| Raw data |
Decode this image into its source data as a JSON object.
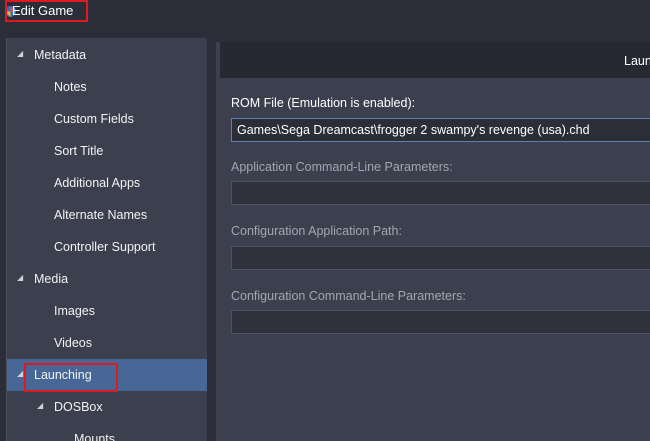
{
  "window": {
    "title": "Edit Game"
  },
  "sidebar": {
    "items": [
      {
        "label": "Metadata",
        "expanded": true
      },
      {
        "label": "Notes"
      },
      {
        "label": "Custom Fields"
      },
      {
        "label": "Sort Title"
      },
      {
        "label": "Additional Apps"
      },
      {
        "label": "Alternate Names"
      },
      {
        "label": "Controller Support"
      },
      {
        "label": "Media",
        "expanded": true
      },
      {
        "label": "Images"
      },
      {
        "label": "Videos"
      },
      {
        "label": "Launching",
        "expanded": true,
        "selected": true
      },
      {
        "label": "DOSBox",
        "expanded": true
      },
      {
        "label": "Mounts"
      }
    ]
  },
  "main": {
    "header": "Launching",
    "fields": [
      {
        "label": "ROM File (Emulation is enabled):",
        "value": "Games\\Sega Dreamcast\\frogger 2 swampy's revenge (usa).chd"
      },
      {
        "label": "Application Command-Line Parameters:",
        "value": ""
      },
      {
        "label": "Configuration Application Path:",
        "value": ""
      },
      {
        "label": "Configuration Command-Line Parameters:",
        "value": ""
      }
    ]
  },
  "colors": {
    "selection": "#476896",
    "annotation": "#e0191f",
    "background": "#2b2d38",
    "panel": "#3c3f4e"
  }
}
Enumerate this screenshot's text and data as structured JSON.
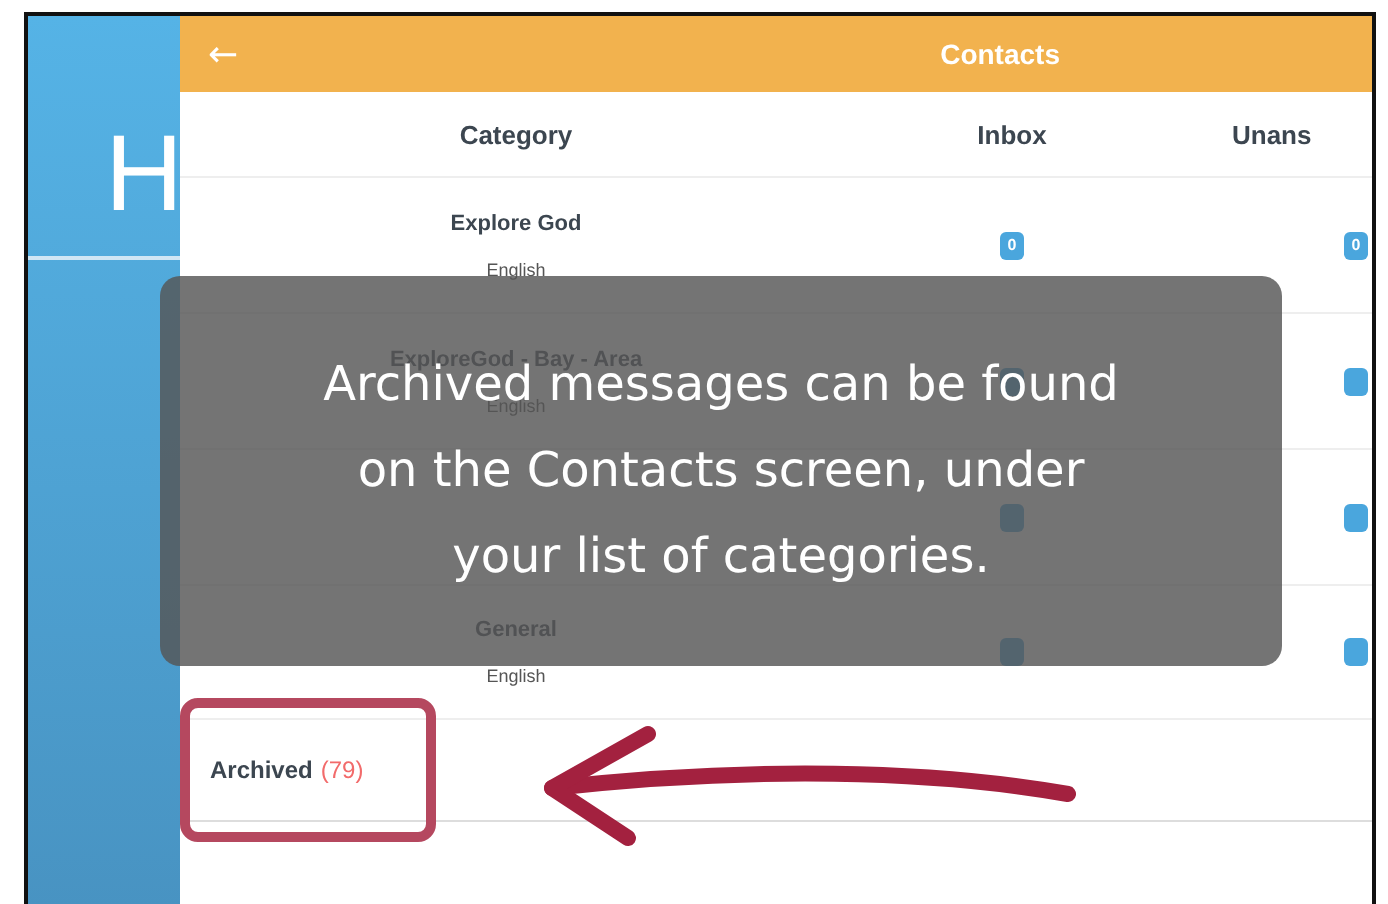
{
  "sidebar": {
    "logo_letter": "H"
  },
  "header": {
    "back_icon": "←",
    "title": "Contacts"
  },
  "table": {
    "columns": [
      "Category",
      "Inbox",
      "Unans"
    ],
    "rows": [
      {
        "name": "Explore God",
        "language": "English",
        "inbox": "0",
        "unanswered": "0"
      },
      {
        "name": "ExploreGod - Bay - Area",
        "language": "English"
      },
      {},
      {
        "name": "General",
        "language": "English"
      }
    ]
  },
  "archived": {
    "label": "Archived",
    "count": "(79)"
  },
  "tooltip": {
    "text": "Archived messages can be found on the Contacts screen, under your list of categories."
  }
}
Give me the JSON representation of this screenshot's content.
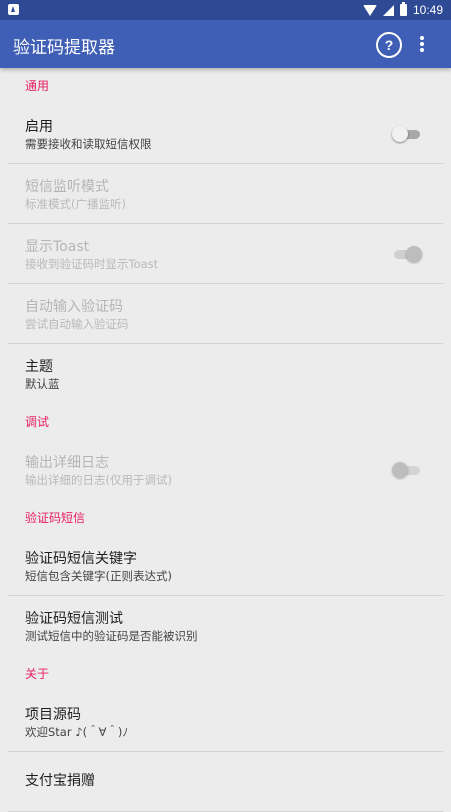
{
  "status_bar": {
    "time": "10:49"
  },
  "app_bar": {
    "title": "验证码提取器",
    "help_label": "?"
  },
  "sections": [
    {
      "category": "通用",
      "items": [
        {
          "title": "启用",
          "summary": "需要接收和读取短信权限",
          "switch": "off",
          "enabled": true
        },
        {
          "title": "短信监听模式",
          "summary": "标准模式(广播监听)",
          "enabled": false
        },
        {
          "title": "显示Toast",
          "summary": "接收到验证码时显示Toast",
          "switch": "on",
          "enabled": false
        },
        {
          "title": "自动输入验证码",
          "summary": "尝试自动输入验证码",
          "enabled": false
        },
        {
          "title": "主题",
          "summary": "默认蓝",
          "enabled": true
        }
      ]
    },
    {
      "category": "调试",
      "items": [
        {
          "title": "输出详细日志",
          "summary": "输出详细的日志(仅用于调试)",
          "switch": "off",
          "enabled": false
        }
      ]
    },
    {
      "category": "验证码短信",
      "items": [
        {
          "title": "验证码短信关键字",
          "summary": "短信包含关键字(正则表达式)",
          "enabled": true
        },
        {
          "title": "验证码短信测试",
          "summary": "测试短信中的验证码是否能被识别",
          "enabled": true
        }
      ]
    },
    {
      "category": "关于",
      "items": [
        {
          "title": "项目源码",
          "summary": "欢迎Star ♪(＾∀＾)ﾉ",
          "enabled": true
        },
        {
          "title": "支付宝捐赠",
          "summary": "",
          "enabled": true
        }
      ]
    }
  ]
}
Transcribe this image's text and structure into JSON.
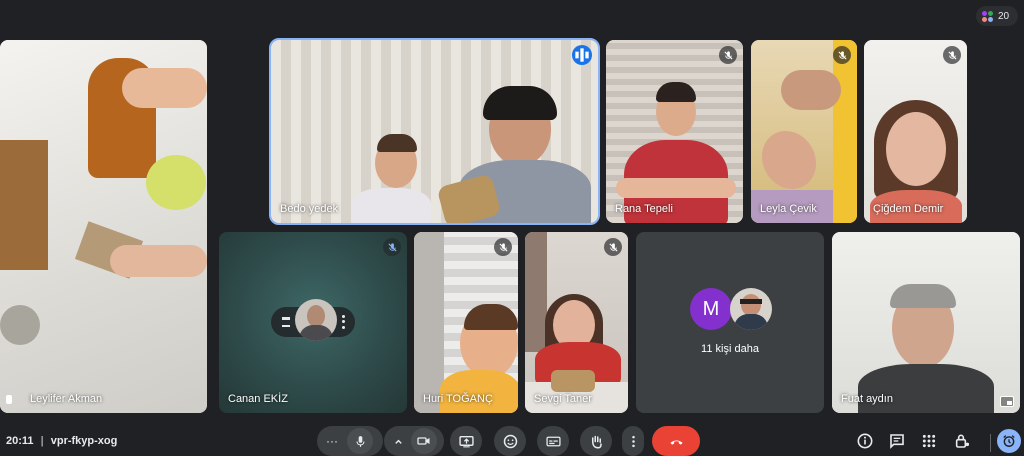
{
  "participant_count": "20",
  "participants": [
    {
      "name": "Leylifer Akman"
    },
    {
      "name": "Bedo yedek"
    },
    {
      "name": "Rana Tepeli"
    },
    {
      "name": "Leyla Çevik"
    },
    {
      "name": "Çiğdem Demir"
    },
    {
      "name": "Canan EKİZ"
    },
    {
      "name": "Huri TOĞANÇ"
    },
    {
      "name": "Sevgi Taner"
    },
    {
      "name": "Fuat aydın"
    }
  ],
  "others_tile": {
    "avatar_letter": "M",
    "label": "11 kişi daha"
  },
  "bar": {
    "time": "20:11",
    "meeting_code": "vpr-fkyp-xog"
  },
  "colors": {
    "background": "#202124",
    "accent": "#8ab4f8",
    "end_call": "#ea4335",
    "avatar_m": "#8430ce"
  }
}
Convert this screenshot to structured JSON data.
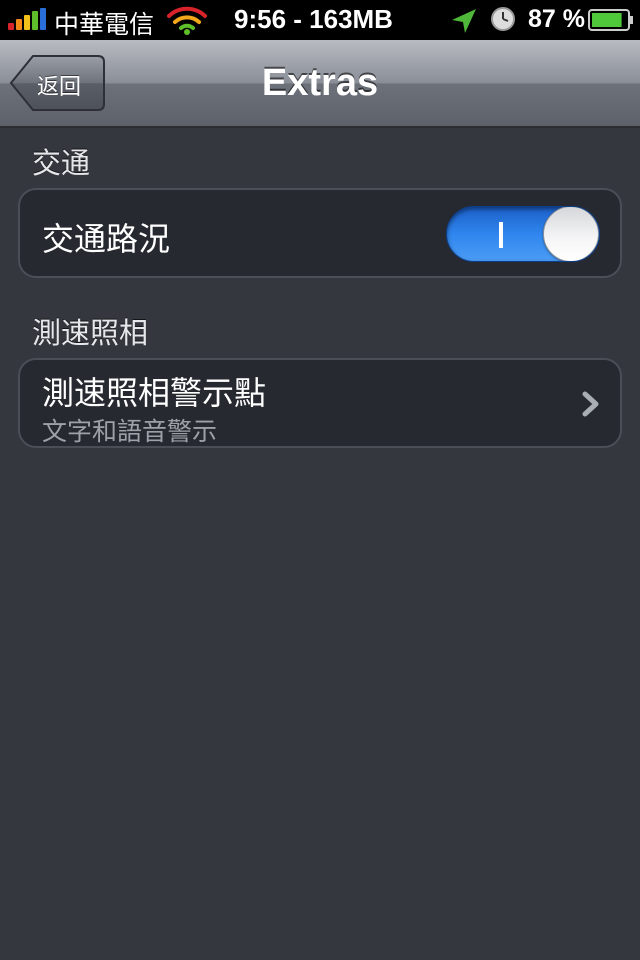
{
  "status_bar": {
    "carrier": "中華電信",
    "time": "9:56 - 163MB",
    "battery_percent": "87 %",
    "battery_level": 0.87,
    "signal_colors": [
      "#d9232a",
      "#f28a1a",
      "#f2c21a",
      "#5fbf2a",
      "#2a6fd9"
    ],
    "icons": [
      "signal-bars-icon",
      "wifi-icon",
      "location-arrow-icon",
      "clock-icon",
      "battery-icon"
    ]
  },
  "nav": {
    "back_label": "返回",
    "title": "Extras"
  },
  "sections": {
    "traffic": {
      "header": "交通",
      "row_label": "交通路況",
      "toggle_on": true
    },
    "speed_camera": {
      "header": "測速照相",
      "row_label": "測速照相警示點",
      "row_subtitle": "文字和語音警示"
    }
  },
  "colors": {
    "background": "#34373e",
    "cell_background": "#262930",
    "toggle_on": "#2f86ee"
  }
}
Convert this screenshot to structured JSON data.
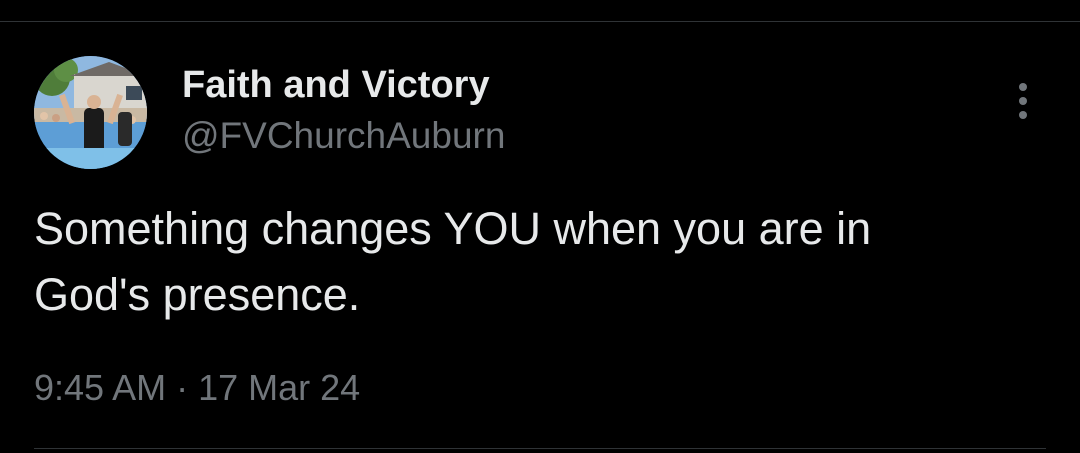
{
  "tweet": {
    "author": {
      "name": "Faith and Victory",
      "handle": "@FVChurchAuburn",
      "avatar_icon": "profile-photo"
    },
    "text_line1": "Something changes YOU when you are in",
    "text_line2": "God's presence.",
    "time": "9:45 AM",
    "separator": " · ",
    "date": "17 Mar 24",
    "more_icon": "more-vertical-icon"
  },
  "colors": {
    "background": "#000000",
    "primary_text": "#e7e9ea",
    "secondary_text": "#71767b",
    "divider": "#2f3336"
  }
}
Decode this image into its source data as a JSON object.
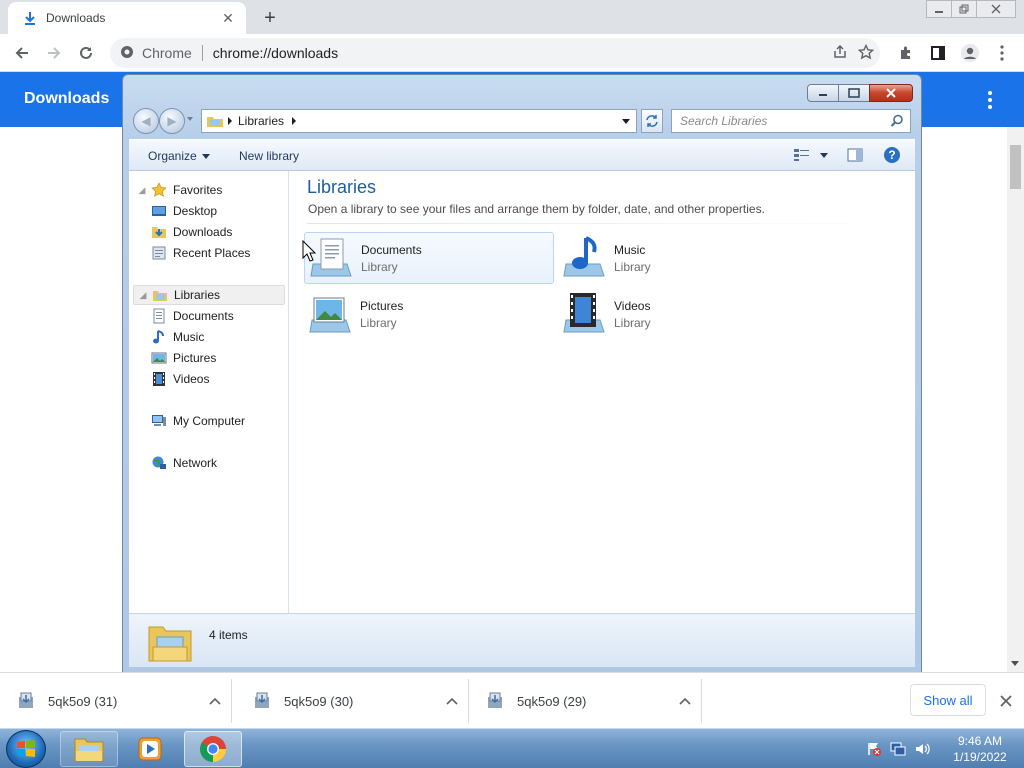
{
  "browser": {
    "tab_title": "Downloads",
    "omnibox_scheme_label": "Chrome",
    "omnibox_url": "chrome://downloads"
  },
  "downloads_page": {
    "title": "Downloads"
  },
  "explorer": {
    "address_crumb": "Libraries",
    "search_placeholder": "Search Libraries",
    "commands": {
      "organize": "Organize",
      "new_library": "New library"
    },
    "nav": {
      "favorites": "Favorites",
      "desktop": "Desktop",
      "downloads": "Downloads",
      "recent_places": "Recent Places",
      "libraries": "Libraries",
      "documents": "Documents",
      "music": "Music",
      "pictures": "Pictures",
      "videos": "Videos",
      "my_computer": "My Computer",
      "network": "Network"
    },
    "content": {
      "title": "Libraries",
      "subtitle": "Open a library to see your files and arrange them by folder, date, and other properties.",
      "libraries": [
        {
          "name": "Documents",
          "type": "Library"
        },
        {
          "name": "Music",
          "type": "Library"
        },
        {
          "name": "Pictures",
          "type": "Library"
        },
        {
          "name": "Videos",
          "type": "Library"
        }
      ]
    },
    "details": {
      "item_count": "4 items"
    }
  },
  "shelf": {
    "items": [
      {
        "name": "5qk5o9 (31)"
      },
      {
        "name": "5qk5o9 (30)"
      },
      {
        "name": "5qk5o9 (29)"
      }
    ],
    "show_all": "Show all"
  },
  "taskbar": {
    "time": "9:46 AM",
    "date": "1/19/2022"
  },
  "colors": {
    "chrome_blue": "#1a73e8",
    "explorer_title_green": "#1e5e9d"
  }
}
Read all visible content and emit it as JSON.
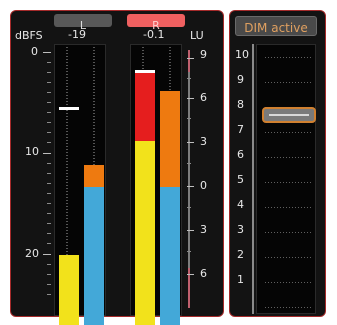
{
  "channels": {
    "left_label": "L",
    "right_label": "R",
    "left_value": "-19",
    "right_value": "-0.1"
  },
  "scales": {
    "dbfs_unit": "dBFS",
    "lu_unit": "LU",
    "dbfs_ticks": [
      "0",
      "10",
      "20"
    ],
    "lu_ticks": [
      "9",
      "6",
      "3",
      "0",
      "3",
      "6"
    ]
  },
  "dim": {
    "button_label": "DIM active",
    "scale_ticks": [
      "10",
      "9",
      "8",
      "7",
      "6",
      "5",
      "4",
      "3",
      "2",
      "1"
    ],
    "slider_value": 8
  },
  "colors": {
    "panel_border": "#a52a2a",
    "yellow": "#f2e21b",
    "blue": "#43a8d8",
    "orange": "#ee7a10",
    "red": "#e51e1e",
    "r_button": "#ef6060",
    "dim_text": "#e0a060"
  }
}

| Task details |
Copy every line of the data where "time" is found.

| Task solution |
    "time": "10:49"
    "time": "20:11",
    "time": "9:56 - 163MB",
    "time": "9:45 AM",
    "time": "9:46 AM",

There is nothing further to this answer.